In its third consultation paper on this topic, the FCA has recently confirmed that:
- FSCS claims in respect of investment advice will benefit from an increased compensation cap, from £50,000 to £85,000;
- product providers will have to start making contributions to FSCS funding for insurance and investment advice claims; and
- it proposes new rules to prevent personal investment firms' insurers excluding cover for claims where the firm or a third party becomes insolvent.
In December 2016 the FCA published a paper which consulted on proposals for reforming the funding of the FSCS. A second paper on this topic was published in October 2017 and now, following on from that, on 1 May 2018 (see here) the FCA published a third paper in which it has made final rules which are to take affect from April 2019.

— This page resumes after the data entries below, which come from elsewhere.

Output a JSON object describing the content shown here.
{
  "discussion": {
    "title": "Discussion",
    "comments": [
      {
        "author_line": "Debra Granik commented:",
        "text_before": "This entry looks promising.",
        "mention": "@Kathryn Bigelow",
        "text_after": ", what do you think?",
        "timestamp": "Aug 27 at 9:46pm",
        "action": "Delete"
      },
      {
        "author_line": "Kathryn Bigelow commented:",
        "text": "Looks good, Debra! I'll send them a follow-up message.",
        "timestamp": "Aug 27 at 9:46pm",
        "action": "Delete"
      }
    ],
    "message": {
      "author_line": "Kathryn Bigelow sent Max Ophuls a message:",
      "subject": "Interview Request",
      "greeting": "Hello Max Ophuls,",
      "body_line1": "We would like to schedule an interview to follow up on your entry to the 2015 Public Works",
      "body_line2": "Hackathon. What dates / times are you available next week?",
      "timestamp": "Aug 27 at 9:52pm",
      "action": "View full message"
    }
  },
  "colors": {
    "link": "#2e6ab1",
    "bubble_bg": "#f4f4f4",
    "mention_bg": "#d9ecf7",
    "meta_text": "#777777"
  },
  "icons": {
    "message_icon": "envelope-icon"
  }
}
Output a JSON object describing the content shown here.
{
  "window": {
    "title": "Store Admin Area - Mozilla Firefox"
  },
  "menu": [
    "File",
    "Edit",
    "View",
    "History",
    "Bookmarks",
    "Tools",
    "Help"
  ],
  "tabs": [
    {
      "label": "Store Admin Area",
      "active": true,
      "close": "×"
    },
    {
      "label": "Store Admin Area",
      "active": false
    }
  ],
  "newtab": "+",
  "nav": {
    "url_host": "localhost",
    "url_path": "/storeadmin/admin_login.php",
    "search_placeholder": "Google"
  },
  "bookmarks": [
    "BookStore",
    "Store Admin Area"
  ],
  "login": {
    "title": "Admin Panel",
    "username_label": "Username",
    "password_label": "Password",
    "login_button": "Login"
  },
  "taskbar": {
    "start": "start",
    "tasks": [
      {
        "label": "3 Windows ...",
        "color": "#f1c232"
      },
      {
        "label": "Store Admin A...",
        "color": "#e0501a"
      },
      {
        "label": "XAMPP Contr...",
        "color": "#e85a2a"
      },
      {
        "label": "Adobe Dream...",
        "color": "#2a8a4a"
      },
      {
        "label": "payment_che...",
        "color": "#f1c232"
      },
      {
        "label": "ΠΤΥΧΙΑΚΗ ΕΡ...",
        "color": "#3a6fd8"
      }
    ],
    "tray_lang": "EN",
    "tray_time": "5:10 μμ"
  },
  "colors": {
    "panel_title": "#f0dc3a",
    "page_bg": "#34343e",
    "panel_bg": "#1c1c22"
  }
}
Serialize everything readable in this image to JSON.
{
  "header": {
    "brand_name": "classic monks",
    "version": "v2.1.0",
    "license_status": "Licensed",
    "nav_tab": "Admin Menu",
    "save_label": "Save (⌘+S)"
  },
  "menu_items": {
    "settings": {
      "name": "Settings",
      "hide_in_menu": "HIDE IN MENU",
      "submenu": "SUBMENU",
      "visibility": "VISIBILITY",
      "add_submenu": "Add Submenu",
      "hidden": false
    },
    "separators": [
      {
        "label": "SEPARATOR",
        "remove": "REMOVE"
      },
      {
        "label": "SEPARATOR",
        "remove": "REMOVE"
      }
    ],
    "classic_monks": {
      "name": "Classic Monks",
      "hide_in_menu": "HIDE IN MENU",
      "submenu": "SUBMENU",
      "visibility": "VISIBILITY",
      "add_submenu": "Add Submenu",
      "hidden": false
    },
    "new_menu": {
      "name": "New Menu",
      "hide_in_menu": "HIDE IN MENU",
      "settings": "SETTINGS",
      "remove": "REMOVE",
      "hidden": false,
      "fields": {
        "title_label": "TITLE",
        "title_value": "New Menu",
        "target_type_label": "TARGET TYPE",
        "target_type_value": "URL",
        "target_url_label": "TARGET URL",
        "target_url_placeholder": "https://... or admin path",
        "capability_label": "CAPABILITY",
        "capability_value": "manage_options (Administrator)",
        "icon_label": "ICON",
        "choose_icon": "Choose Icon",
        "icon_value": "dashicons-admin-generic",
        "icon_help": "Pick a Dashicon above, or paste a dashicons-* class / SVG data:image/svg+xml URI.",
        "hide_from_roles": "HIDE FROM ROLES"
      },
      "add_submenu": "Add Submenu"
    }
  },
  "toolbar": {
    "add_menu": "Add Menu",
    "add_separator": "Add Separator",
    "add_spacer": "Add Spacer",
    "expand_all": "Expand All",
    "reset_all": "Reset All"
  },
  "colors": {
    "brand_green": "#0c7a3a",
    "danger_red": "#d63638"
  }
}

The FSCS is the UK's statutory compensation scheme of last resort for the financial services industry and the question of how its funding ought to be allocated between different firms and sectors is acknowledged by the FCA to be controversial.
As a result of the FCA's recent consultation paper, product providers will now be required to contribute 25% of the funding requirements for the FSCS' insurance and investment intermediation funding classes. In other words, product providers will have to help to pay for failed advisors' misselling of their products. The FCA has confirmed that these plans will include discretionary fund managers as providers.
In addition, the FCA has confirmed it will increase the compensation limit in respect of claims relating to investment advice and provision (and, additionally, home finance intermediation and debt management claims) from £50,000 to £85,000. Again, this will take effect from April 2019. The FCA has acknowledged that this could result in advisers' FSCS levies increasing.
Finally, the FCA paper also includes a further consultation on draft rules to ensure personal investment firms have professional indemnity policies that do not limit claims where the policyholder or a third party is insolvent, or where a person other than the personal investment firm (e.g. the FSCS) is entitled to make a claim. The reasoning behind this is clear, with the FCA confirming "the changes are intended to ensure that more consumer claims are paid by insurers which could help to reduce the costs of the FSCS to other firms."
The consultation will remain open until 1 August 2018, and will no doubt be of particular interest to all firms, whether current or potential contributors to FSCS funding, and to insurers and brokers in the PII market.